The DREAM Act and the Military North Carolina is the most military-friendly state in the union

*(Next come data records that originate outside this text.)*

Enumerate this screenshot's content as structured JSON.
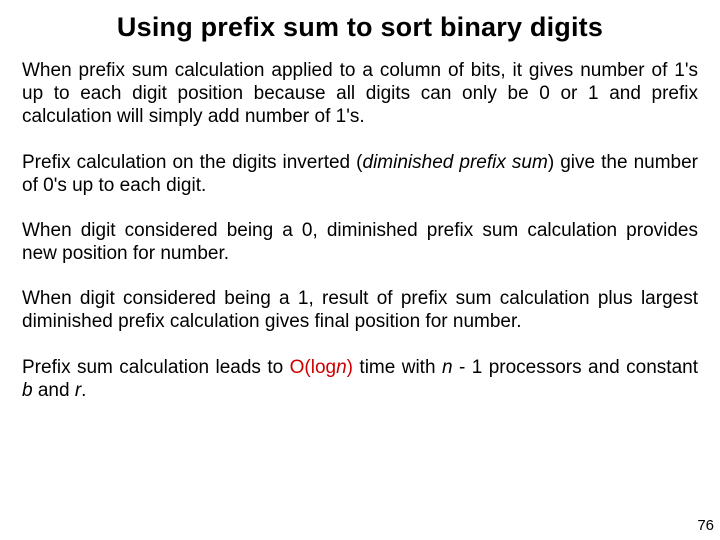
{
  "title": "Using prefix sum to sort binary digits",
  "p1": "When prefix sum calculation applied to a column of bits, it gives number of 1's up to each digit position because all digits can only be 0 or 1 and prefix calculation will simply add number of 1's.",
  "p2_a": "Prefix calculation on the digits inverted (",
  "p2_b": "diminished prefix sum",
  "p2_c": ") give the number of 0's up to each digit.",
  "p3": "When digit considered being a 0, diminished prefix sum calculation provides new position for number.",
  "p4": "When digit considered being a 1, result of prefix sum calculation plus largest diminished prefix calculation gives final position for number.",
  "p5_a": "Prefix sum calculation leads to ",
  "p5_b": "O(log",
  "p5_c": "n",
  "p5_d": ")",
  "p5_e": " time with ",
  "p5_f": "n",
  "p5_g": " - 1 processors and constant ",
  "p5_h": "b",
  "p5_i": " and ",
  "p5_j": "r",
  "p5_k": ".",
  "pagenum": "76"
}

. Interest in joining the armed forces has declined over the past decade. As a result, the military has lowered its recruitment standards The Department of Defense recognizes this and has called for the passage of the DREAM Act in its FY2010-2012 strategic plan in order to “shape and maintain a mission-ready All Volunteer Force.” Allowing DREAMers to serve would increase the pool of capable, bi-lingual servicemen and women with foreign cultural awareness. This would also help to lower costs associated with recruitment of lower-qualified individuals. Immigrants have distinguished themselves in the armed forces with bravery and honor- 20% of Medal of Honor recipients are immigrants. Latinos have traditionally shown higher rates of interest in joining the armed forces than their African American and Caucasian peers. The DREAM Act (S. 729, H.R. 1751) is not an amnesty bill as some detractors may claim. First introduced in 2001, the DREAM Act would provide a one-time window for immigrant youth who entered the country before the age of 16, have graduated from a US high school, posses good moral character, and have been continuously present in the US for the five years preceding passage of the bill with the chance to earn their permanent residency by committing to either two years of service in the armed forces or pursuing higher education. The United States is a nation of immigrants and the DREAM Act builds upon that tradition. The DREAM Act is a logical first step towards broader immigration reform and is the only viable proposal in Congress with a chance of passing before 2012.

The Truth About The DREAM Act


The Economics of the DREAM Act Who supports the DREAM Act?
Policies focused on mass deportation of undocumented immigrants would lose $14.5 billion in economic activity for North Carolina. Additionally, it would lose $6.4 billion in Gross State Product and at least 101,414 North Carolinian jobs. Labor income of Latino communities in North Carolina is $2.4 billion. These communities also contribute $455 million in NC tax revenue and $661 million in US tax revenue. The US Department of Commerce estimates the average total income, over the course of 40 years of work at: • High School diploma only: $1,200,000 • Bachelors Degree: $2,100,000 • Masters Degree: $2,500,000 They also estimate that a person with a Bachelors Degree will contribute $11,564 each year towards taxes and welfare. DREAMers would be better able to earn a higher wage, further contributing to the tax base and lowering certain expenditures. The cumulative impact of the DREAM Act on the US Economy could be hundreds of billions of dollars in net gain. Giving DREAMers a chance to work and earn their permanent residency removes them from a cash-based economy and into the mainstream economy. Undocumented immigrants comprise at least 5.3% of North Carolina's workforce.

DREAM Act Demographics
New immigrants and immigrant youth voters registered in North Carolina number around 120,000- nearly 10-times the margin of victory separating Barack Obama and John McCain in the 2008. There are an estimated 2,150,000 youth who could potentially benefit from the DREAM Act around the country, 51,000 of whom call North Carolina home. This makes North Carolina the 9th largest population of DREAM Act youth An estimated 825,000 of those youth are likely to complete the stringent requirements and earn their permanent residency. North Carolina's foreign-born population has nearly quadrupled since 1990. Annually, the US allocates 65,000 H-1B visas. 65,000 undocumented youth graduate from a US high school each year.

Of the 16 states with the largest DREAM Acteligible populations; Senators from 9 of those states are co-sponsors of the DREAM Act, while Senators from 2 additional states have previously co-sponsored the bill. Members of the House of Representatives from 14 of those states are co-sponsors of the House version. The DREAM Act currently has 39 co-sponsors, eight of whom signed-on in 2010, including Republicans, Democrats, and Independents. 70% of likely US voters support the DREAM Act, including 80% of Democrats and 60% of Republicans. More than 50% STRONGLY support it. 69% of southern voters support it. Important government figures support the DREAM Act, including President Obama, The Department of Defense, former Joint Chief of Staff Colin Powell, and Education Secretary Arne Duncan.

Educational Impacts
12,220 foreign students are enrolled at institutions of higher education in North Carolina and contribute $276.6 million to North Carolina's economy. Approximately 51,000 DREAMers in North Carolina could join those ranks (as well as others from around the country) and further add to those revenues. The DREAM Act would likely reduce the dropout rate among immigrant youth and lowering costs associated with support systems for high school dropouts.